(DIRECTIONS)
Copy every line from the data below in which the string "arrow" can be found.

┌─ MATERIAL SHOWN

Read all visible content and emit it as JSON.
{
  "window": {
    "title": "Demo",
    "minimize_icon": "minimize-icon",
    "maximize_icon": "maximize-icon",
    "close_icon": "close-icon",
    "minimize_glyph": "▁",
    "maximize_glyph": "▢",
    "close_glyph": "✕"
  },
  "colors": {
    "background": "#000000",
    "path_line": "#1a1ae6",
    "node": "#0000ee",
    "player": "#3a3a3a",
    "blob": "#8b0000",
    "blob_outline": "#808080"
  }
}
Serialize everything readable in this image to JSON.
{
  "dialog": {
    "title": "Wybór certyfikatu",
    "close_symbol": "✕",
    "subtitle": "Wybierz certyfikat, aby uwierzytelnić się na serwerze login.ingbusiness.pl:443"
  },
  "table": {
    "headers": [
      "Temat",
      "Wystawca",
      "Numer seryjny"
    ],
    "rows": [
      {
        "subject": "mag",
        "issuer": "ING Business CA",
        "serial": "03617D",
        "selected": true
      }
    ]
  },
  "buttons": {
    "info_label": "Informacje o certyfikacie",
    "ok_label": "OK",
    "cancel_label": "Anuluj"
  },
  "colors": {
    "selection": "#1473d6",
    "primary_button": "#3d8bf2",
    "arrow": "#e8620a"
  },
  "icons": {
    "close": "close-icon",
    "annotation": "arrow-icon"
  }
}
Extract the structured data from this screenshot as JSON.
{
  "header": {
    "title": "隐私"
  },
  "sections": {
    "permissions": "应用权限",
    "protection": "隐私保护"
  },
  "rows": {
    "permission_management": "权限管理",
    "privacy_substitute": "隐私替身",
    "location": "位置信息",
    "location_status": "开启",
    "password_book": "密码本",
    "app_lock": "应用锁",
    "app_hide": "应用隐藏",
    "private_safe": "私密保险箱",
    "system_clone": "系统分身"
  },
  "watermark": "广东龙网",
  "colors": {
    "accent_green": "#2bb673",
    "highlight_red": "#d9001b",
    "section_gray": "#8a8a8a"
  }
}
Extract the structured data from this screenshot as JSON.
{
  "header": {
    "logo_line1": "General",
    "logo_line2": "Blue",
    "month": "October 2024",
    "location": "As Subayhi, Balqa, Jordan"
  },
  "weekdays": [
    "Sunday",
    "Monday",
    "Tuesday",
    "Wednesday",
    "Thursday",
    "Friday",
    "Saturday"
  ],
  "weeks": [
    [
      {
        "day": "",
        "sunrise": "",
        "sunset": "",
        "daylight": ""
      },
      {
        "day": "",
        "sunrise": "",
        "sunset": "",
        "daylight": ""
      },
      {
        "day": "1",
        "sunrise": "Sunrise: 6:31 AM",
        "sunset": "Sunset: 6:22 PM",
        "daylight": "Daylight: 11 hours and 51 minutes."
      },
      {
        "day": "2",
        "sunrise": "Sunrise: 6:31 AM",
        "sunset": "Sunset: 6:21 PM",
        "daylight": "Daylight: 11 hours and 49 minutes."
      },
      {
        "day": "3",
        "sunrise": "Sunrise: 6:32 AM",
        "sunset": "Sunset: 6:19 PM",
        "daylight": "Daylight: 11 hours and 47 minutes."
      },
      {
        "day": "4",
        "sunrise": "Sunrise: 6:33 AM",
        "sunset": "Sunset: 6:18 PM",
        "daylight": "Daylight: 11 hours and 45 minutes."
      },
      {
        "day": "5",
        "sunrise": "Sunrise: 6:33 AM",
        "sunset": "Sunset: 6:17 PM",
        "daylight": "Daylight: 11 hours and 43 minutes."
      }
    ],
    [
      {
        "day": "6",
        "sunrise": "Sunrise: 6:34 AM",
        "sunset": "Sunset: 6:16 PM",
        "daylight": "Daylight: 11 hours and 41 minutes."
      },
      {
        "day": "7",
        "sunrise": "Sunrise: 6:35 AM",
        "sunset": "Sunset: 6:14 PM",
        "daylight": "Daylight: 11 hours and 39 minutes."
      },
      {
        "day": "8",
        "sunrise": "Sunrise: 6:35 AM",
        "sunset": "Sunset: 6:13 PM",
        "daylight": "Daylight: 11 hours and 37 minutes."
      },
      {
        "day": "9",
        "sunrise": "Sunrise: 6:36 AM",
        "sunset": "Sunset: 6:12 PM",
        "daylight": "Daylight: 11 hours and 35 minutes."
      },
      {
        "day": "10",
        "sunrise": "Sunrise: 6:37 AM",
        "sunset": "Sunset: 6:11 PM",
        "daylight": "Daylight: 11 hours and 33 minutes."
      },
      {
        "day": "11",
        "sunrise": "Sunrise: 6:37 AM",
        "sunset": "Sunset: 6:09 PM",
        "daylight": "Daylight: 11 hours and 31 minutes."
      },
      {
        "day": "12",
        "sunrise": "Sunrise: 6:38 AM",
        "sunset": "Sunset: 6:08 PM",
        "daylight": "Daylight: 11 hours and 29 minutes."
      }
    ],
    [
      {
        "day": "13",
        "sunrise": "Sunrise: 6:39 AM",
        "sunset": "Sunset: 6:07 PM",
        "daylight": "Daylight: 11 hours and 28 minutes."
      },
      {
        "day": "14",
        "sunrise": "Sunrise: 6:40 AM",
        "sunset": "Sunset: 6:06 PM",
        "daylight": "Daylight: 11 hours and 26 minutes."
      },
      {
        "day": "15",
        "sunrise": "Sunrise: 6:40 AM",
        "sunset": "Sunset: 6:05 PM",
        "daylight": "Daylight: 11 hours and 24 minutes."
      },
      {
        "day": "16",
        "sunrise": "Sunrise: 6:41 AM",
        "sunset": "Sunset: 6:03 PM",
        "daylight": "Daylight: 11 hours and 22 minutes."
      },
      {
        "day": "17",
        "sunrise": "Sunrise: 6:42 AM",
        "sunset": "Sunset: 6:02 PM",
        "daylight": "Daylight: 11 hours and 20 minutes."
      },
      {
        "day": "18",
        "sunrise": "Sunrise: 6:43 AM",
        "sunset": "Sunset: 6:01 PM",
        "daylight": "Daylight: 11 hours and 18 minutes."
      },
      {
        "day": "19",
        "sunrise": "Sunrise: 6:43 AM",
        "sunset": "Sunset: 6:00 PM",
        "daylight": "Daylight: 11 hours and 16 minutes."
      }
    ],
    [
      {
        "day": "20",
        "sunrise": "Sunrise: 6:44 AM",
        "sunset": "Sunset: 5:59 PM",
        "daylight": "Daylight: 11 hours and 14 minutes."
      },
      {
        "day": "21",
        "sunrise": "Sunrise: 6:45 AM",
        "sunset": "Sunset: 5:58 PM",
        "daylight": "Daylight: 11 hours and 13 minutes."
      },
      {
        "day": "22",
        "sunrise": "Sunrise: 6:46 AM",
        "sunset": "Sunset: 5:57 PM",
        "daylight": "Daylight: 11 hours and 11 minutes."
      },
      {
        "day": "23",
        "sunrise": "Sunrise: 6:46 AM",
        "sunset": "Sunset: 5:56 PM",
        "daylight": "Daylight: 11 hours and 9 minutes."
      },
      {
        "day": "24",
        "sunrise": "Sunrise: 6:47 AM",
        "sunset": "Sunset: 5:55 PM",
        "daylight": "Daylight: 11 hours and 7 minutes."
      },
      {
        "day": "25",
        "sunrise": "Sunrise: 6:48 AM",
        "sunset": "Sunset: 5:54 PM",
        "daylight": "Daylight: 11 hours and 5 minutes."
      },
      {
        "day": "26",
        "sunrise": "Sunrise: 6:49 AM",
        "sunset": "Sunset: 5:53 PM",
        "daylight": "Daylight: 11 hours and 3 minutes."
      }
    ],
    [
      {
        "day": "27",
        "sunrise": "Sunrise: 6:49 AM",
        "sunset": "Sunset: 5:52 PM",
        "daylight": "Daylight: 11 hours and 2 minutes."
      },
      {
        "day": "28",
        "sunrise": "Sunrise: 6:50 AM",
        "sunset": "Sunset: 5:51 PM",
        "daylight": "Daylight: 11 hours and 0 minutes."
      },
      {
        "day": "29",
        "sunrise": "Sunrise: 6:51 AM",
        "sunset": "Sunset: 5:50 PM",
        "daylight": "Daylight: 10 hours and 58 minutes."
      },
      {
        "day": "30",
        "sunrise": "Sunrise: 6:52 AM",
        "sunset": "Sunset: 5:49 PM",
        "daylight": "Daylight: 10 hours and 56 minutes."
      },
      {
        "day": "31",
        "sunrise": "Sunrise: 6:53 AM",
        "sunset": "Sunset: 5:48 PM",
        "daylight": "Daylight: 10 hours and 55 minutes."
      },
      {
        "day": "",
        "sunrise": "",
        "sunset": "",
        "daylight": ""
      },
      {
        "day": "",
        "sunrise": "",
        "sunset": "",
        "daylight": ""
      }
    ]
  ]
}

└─

(SOLUTION)
    "arrow": "#e8620a"
    "annotation": "arrow-icon"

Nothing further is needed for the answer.